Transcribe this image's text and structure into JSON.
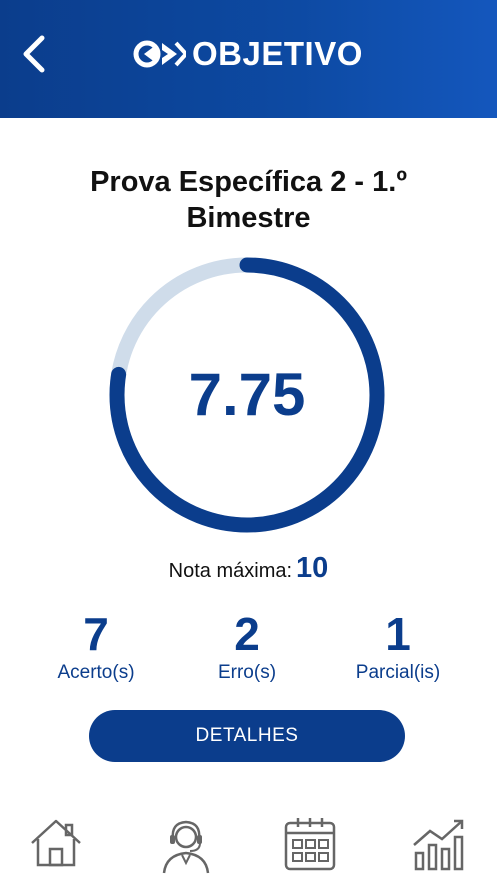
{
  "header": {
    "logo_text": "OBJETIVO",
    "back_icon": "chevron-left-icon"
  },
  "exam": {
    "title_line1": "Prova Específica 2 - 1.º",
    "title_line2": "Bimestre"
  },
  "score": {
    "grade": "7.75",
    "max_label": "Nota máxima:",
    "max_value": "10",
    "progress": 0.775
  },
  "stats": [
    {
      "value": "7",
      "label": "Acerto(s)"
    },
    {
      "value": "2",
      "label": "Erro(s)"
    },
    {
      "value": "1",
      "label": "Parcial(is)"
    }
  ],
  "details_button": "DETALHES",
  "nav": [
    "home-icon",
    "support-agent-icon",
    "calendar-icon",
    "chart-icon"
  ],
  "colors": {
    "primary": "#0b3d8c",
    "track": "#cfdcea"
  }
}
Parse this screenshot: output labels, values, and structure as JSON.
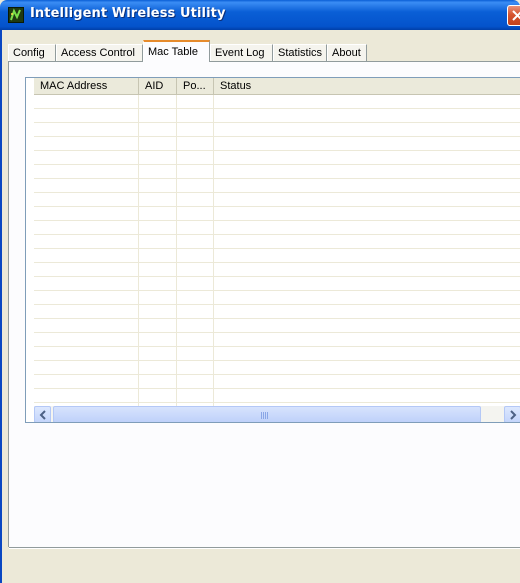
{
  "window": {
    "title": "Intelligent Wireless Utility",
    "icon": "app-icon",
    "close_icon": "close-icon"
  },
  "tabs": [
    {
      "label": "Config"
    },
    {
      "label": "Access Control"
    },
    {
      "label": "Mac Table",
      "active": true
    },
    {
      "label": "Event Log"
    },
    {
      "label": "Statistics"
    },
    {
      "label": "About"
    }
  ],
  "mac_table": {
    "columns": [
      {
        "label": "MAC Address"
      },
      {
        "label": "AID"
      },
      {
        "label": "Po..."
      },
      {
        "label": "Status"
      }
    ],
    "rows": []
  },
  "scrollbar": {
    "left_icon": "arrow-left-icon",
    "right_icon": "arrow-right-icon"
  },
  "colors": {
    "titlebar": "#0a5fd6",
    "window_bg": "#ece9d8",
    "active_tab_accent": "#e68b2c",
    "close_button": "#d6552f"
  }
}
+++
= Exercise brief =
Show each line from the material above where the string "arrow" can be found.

= Output =
    "left_icon": "arrow-left-icon",
    "right_icon": "arrow-right-icon"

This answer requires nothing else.